## Supplied data:
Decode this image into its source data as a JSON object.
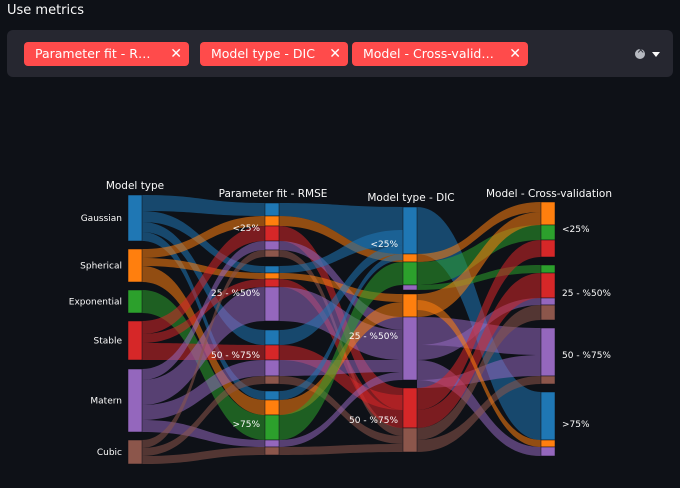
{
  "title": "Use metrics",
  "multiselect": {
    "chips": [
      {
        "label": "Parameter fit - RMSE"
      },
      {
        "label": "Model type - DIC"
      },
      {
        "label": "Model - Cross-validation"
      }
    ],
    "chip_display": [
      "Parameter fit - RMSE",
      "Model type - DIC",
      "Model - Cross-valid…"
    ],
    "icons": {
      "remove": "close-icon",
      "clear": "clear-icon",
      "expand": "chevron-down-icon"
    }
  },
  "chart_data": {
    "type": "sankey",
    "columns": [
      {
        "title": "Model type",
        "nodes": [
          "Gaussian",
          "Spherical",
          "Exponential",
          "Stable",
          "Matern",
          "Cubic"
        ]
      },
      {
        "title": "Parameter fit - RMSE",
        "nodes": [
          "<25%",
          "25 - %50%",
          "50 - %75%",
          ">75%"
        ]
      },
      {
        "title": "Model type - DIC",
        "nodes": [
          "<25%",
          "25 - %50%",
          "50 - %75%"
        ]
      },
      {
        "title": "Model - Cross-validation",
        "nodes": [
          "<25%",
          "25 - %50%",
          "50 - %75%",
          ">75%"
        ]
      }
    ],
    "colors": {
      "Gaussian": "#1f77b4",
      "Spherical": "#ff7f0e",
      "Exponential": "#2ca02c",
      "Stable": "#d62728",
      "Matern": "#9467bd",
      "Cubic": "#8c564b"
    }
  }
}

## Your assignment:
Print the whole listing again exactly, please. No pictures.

## Result:
Decode this image into its source data as a JSON object.
{
  "title": "Use metrics",
  "multiselect": {
    "chips": [
      {
        "label": "Parameter fit - RMSE"
      },
      {
        "label": "Model type - DIC"
      },
      {
        "label": "Model - Cross-validation"
      }
    ],
    "chip_display": [
      "Parameter fit - RMSE",
      "Model type - DIC",
      "Model - Cross-valid…"
    ],
    "icons": {
      "remove": "close-icon",
      "clear": "clear-icon",
      "expand": "chevron-down-icon"
    }
  },
  "chart_data": {
    "type": "sankey",
    "columns": [
      {
        "title": "Model type",
        "nodes": [
          "Gaussian",
          "Spherical",
          "Exponential",
          "Stable",
          "Matern",
          "Cubic"
        ]
      },
      {
        "title": "Parameter fit - RMSE",
        "nodes": [
          "<25%",
          "25 - %50%",
          "50 - %75%",
          ">75%"
        ]
      },
      {
        "title": "Model type - DIC",
        "nodes": [
          "<25%",
          "25 - %50%",
          "50 - %75%"
        ]
      },
      {
        "title": "Model - Cross-validation",
        "nodes": [
          "<25%",
          "25 - %50%",
          "50 - %75%",
          ">75%"
        ]
      }
    ],
    "colors": {
      "Gaussian": "#1f77b4",
      "Spherical": "#ff7f0e",
      "Exponential": "#2ca02c",
      "Stable": "#d62728",
      "Matern": "#9467bd",
      "Cubic": "#8c564b"
    }
  }
}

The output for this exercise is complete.